For many years, the theft and trade of cultural property has been viewed as a ‘lower priority crime’, considered less dangerous than higher-profile offences such as drugs or human trafficking.
However, evidence shows that organized crime groups have actively been using this low-risk, high-profit trade to fund their illicit activities.
Open borders, political challenges, and the speed and anonymity of the Internet have facilitated their trade, meaning that today any country can be the source, transit or destination of illicit objects.
In order to coordinate an international response, officers from Eswatini, Lesotho, Mozambique, Namibia, South Africa, and Zimbabwe participated in a three-day workshop (20-22 August) exploring the latest crime trends and mechanisms for the protection of cultural heritage.
The event also received strong support from INTERPOL’s Regional Bureau in Harare, Zimbabwe.
Strengthening national procedures
Corrado Catesi, Coordinator of INTERPOL’s Works of Art unit, explained that no country was immune to cultural theft and trade: “Our collective focus must be to protect heritage from exploitation and destruction. The establishment of specialized police units with an operational stolen works of art database should be at the heart of an effective national strategy.”
Specialized units allow expert officers to:
- Lead investigations related to stolen cultural objects;
- Establish clear procedures for reporting, recording and handling illicit cultural objects;
- Raise awareness on the prevalence of counterfeit objects;
- Work with a multitude of stakeholders such as ministries, cultural bodies, museums and auction houses;
- Follow specific crime trends and identify overlap with other forms of crime;
- Coordinate with international partners.
During the workshop, representatives from both the UN Security Council’s Monitoring Team of the 1267 Committee and UNESCO gave presentations on applicable international frameworks and how to put these to best use at national level.
Damir Dijakovic, Regional Cultural Advisor for the UNESCO Regional Office for Southern Africa, stressed the benefits of cooperation between INTERPOL and UNESCO in the region.
“UNESCO’s continued cooperation with INTERPOL has increased the ratification rate of the UNESCO 1970 and UNIDROIT 1995 conventions, and consequently, laid the groundwork for the creation of specialized police units, which are key to improving coordination with national culture sectors, said Mr Dijakovic.

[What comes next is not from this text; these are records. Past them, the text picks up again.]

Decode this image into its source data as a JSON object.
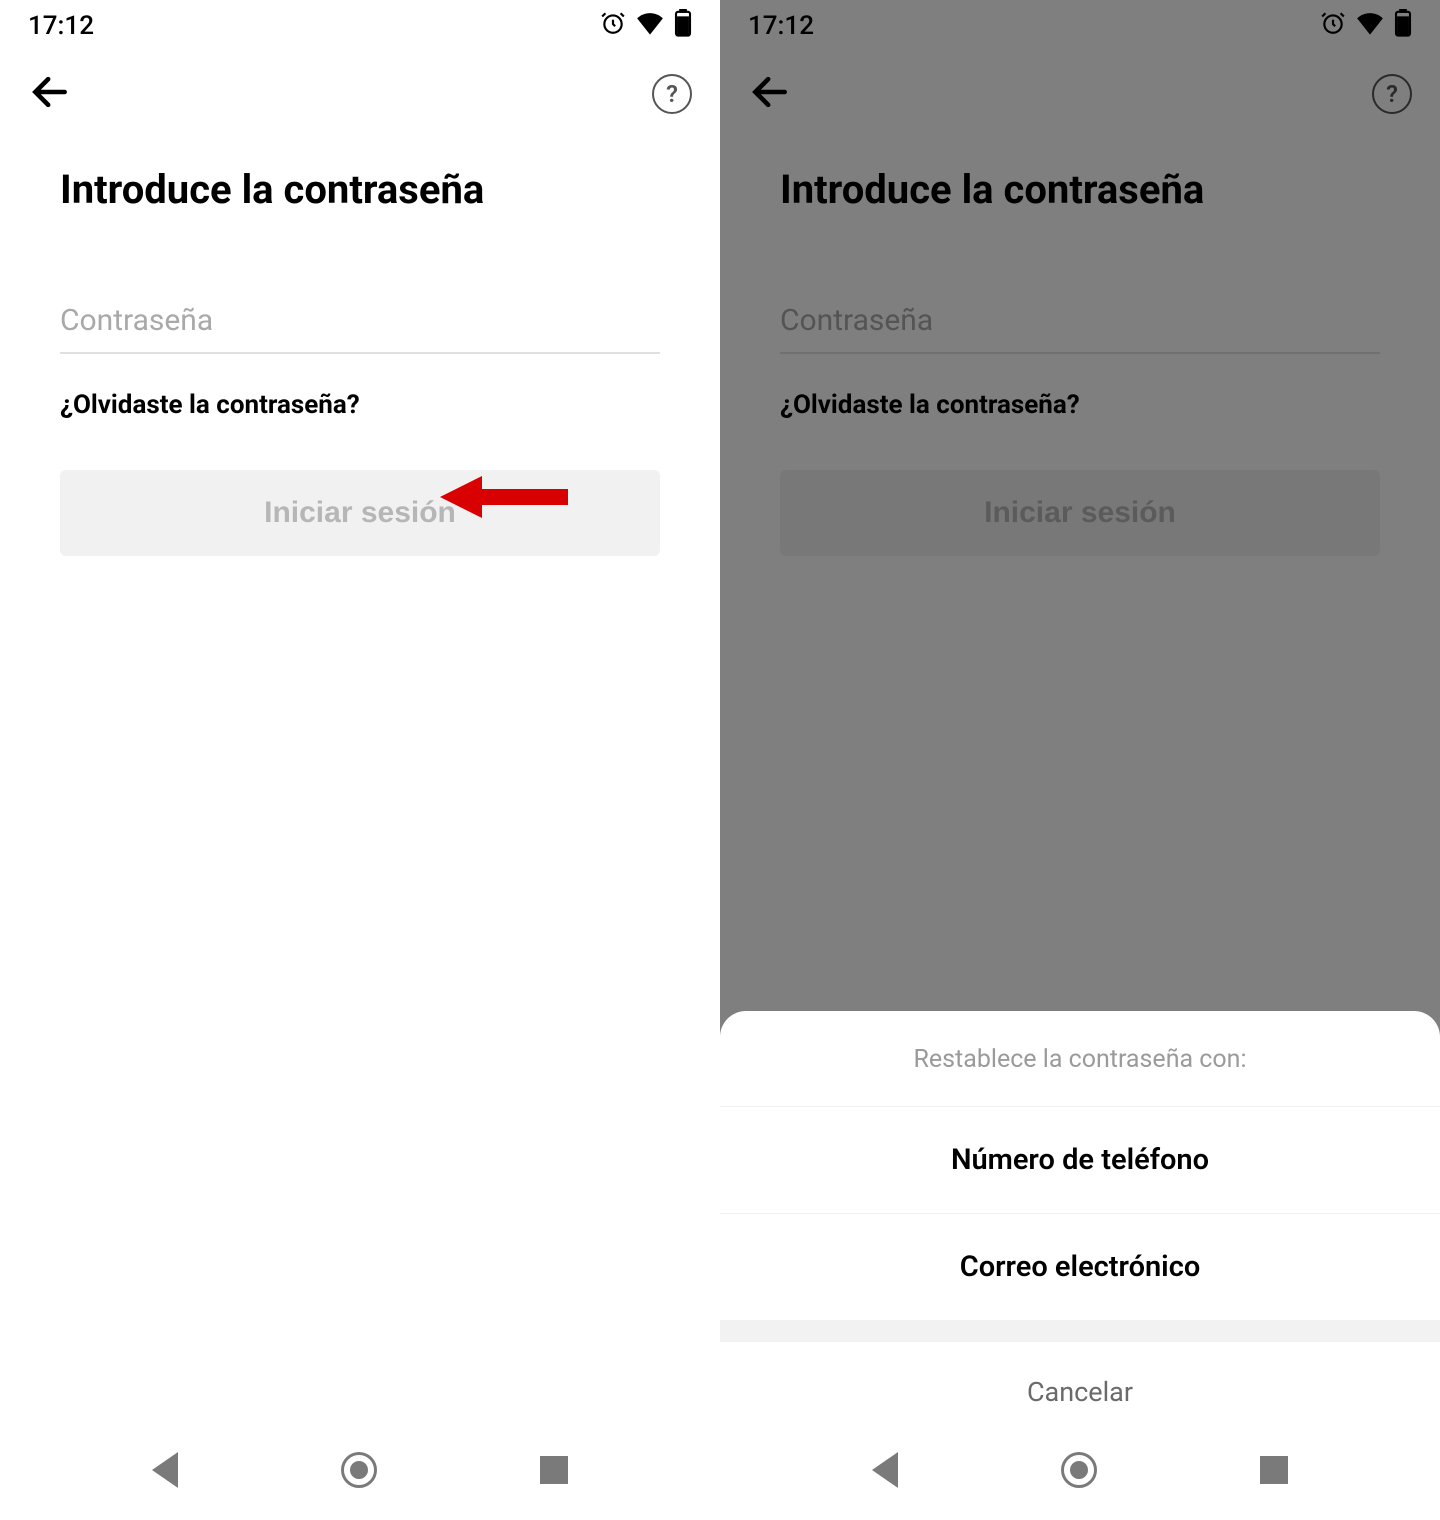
{
  "status": {
    "time": "17:12"
  },
  "screen": {
    "title": "Introduce la contraseña",
    "password_placeholder": "Contraseña",
    "forgot": "¿Olvidaste la contraseña?",
    "login_button": "Iniciar sesión"
  },
  "sheet": {
    "title": "Restablece la contraseña con:",
    "options": [
      {
        "label": "Número de teléfono"
      },
      {
        "label": "Correo electrónico"
      }
    ],
    "cancel": "Cancelar"
  }
}
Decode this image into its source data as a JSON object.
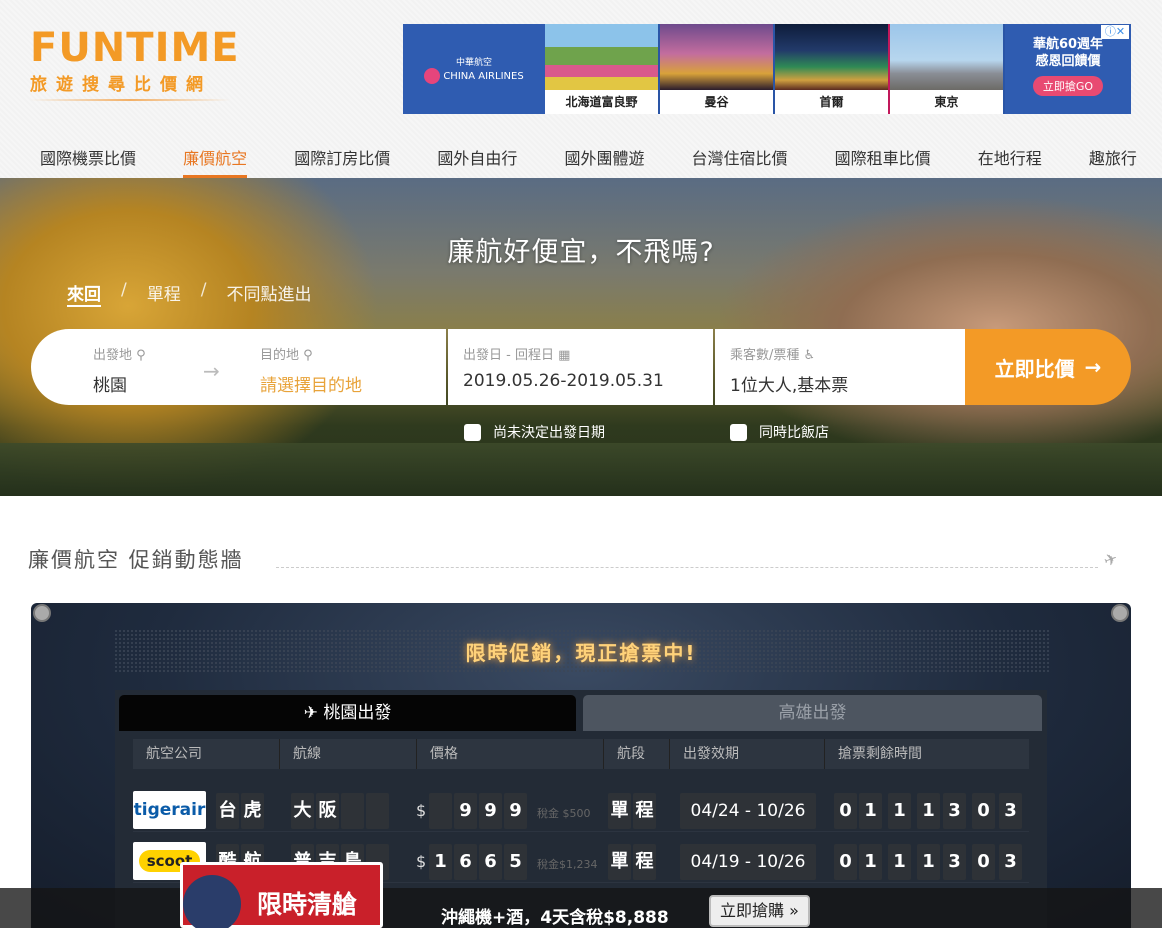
{
  "logo": {
    "name": "FUNTIME",
    "tagline": "旅遊搜尋比價網"
  },
  "ad": {
    "brand_cn": "中華航空",
    "brand_en": "CHINA AIRLINES",
    "tiles": [
      "北海道富良野",
      "曼谷",
      "首爾",
      "東京"
    ],
    "promo_line1": "華航60週年",
    "promo_line2": "感恩回饋價",
    "promo_button": "立即搶GO"
  },
  "nav": {
    "items": [
      "國際機票比價",
      "廉價航空",
      "國際訂房比價",
      "國外自由行",
      "國外團體遊",
      "台灣住宿比價",
      "國際租車比價",
      "在地行程",
      "趣旅行"
    ],
    "active_index": 1
  },
  "hero": {
    "title": "廉航好便宜，不飛嗎?",
    "trip_types": [
      "來回",
      "單程",
      "不同點進出"
    ],
    "search": {
      "origin_label": "出發地",
      "origin_value": "桃園",
      "dest_label": "目的地",
      "dest_placeholder": "請選擇目的地",
      "date_label": "出發日 - 回程日",
      "date_value": "2019.05.26-2019.05.31",
      "pax_label": "乘客數/票種",
      "pax_value": "1位大人,基本票",
      "submit": "立即比價"
    },
    "checks": [
      "尚未決定出發日期",
      "同時比飯店"
    ]
  },
  "section_title": "廉價航空 促銷動態牆",
  "board": {
    "title": "限時促銷，現正搶票中!",
    "tabs": [
      "桃園出發",
      "高雄出發"
    ],
    "headers": [
      "航空公司",
      "航線",
      "價格",
      "航段",
      "出發效期",
      "搶票剩餘時間"
    ],
    "rows": [
      {
        "logo": "tigerair",
        "airline": [
          "台",
          "虎"
        ],
        "route": [
          "大",
          "阪"
        ],
        "price": [
          "",
          "9",
          "9",
          "9"
        ],
        "tax": "稅金 $500",
        "leg": [
          "單",
          "程"
        ],
        "range": "04/24 - 10/26",
        "countdown": [
          "0",
          "1",
          "1",
          "1",
          "3",
          "0",
          "3"
        ]
      },
      {
        "logo": "scoot",
        "airline": [
          "酷",
          "航"
        ],
        "route": [
          "普",
          "吉",
          "島"
        ],
        "price": [
          "1",
          "6",
          "6",
          "5"
        ],
        "tax": "稅金$1,234",
        "leg": [
          "單",
          "程"
        ],
        "range": "04/19 - 10/26",
        "countdown": [
          "0",
          "1",
          "1",
          "1",
          "3",
          "0",
          "3"
        ]
      }
    ]
  },
  "bottom_banner": {
    "badge": "限時清艙",
    "text": "沖繩機+酒，4天含稅$8,888",
    "button": "立即搶購 »"
  }
}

INTERPOL’s policing capabilities
Participants were trained on a number of INTERPOL tools and services facilitating the global exchange of information on criminal activities involving works of art.
INTERPOL’s Stolen Works of Art database currently holds information on some 50,000 items from 134 countries and is available to police officers worldwide, as well as auction houses, art dealers, the general public, museums, journalists and academia.

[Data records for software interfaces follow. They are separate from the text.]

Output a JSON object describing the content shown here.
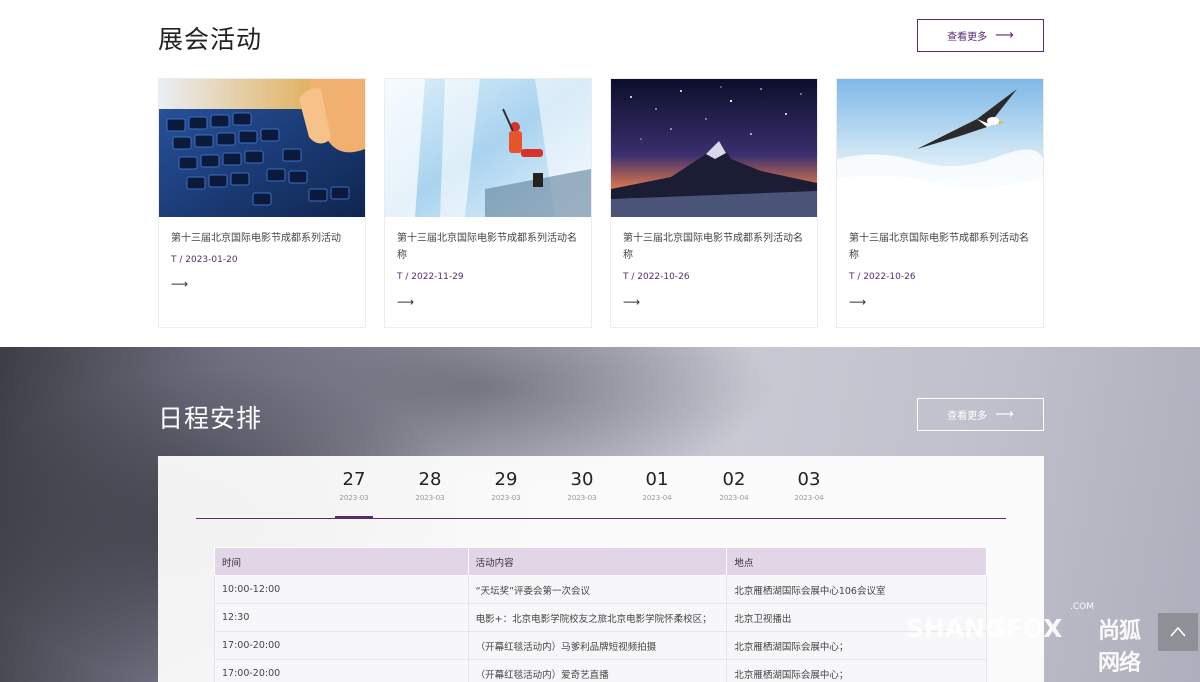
{
  "colors": {
    "accent": "#5b2a6e",
    "table_header": "#e3d5e8"
  },
  "exhibitions": {
    "title": "展会活动",
    "more_label": "查看更多",
    "more_arrow": "⟶",
    "cards": [
      {
        "title": "第十三届北京国际电影节成都系列活动",
        "date": "T / 2023-01-20",
        "arrow": "⟶",
        "image": "keyboard-hand"
      },
      {
        "title": "第十三届北京国际电影节成都系列活动名称",
        "date": "T / 2022-11-29",
        "arrow": "⟶",
        "image": "ice-climber"
      },
      {
        "title": "第十三届北京国际电影节成都系列活动名称",
        "date": "T / 2022-10-26",
        "arrow": "⟶",
        "image": "starry-mountain"
      },
      {
        "title": "第十三届北京国际电影节成都系列活动名称",
        "date": "T / 2022-10-26",
        "arrow": "⟶",
        "image": "eagle-clouds"
      }
    ]
  },
  "schedule": {
    "title": "日程安排",
    "more_label": "查看更多",
    "more_arrow": "⟶",
    "dates": [
      {
        "day": "27",
        "ym": "2023-03",
        "active": true
      },
      {
        "day": "28",
        "ym": "2023-03",
        "active": false
      },
      {
        "day": "29",
        "ym": "2023-03",
        "active": false
      },
      {
        "day": "30",
        "ym": "2023-03",
        "active": false
      },
      {
        "day": "01",
        "ym": "2023-04",
        "active": false
      },
      {
        "day": "02",
        "ym": "2023-04",
        "active": false
      },
      {
        "day": "03",
        "ym": "2023-04",
        "active": false
      }
    ],
    "table": {
      "headers": [
        "时间",
        "活动内容",
        "地点"
      ],
      "rows": [
        [
          "10:00-12:00",
          "“天坛奖”评委会第一次会议",
          "北京雁栖湖国际会展中心106会议室"
        ],
        [
          "12:30",
          "电影+：北京电影学院校友之旅北京电影学院怀柔校区；",
          "北京卫视播出"
        ],
        [
          "17:00-20:00",
          "（开幕红毯活动内）马爹利品牌短视频拍摄",
          "北京雁栖湖国际会展中心；"
        ],
        [
          "17:00-20:00",
          "（开幕红毯活动内）爱奇艺直播",
          "北京雁栖湖国际会展中心；"
        ]
      ]
    }
  },
  "watermark": {
    "brand": "SHANGFOX",
    "brand_cn": "尚狐网络",
    "suffix": ".COM"
  },
  "back_to_top": {
    "icon": "chevron-up-icon"
  }
}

The database was recently upgraded in order to allow specialized officers to directly insert, modify and delete data related to cases in their respective countries, allowing for faster information exchange on stolen works of art worldwide.
Other capabilities include:

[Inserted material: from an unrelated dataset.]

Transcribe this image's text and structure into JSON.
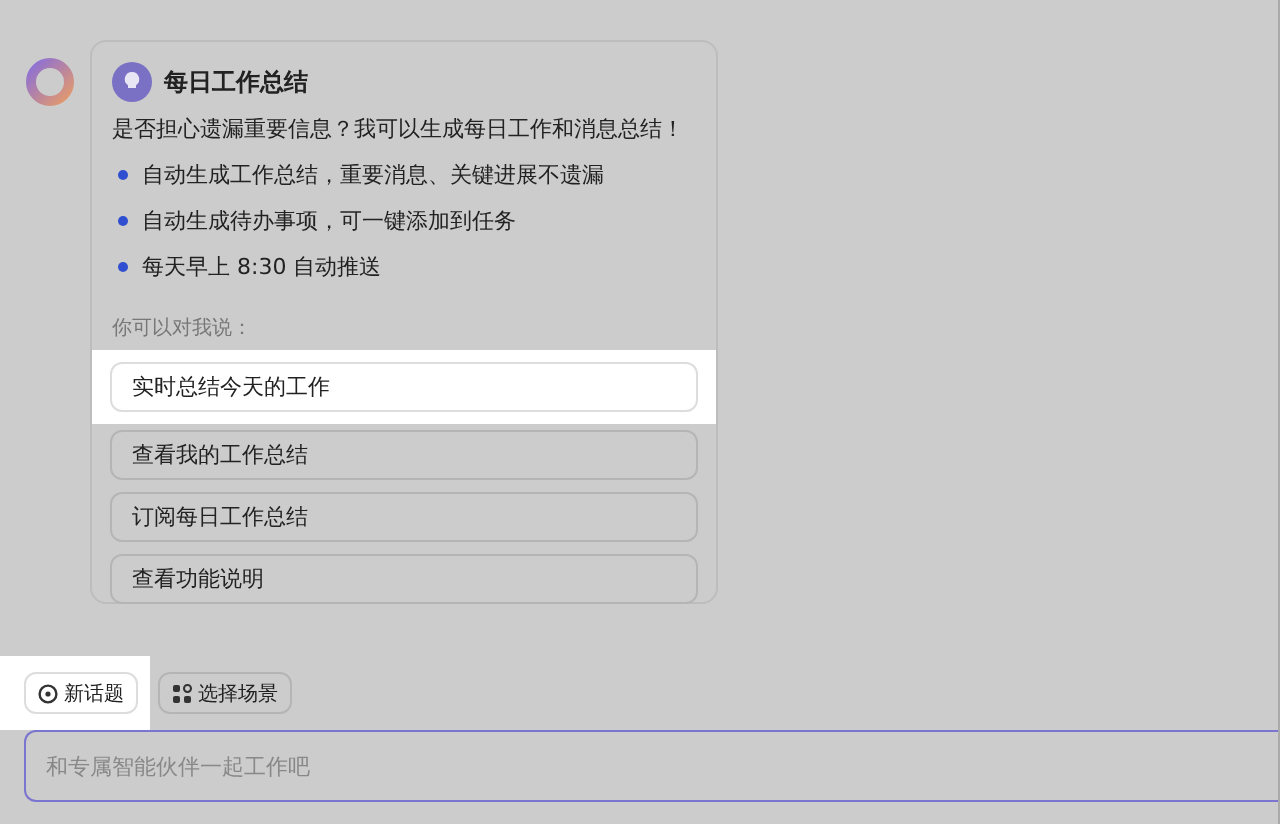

- Public appeals for information on stolen objects;
- Capacity building and training sessions in member countries;
- Notices linked to the modus operandi, concealment methods;
- Global operations targeting the international illicit trade in cultural objects.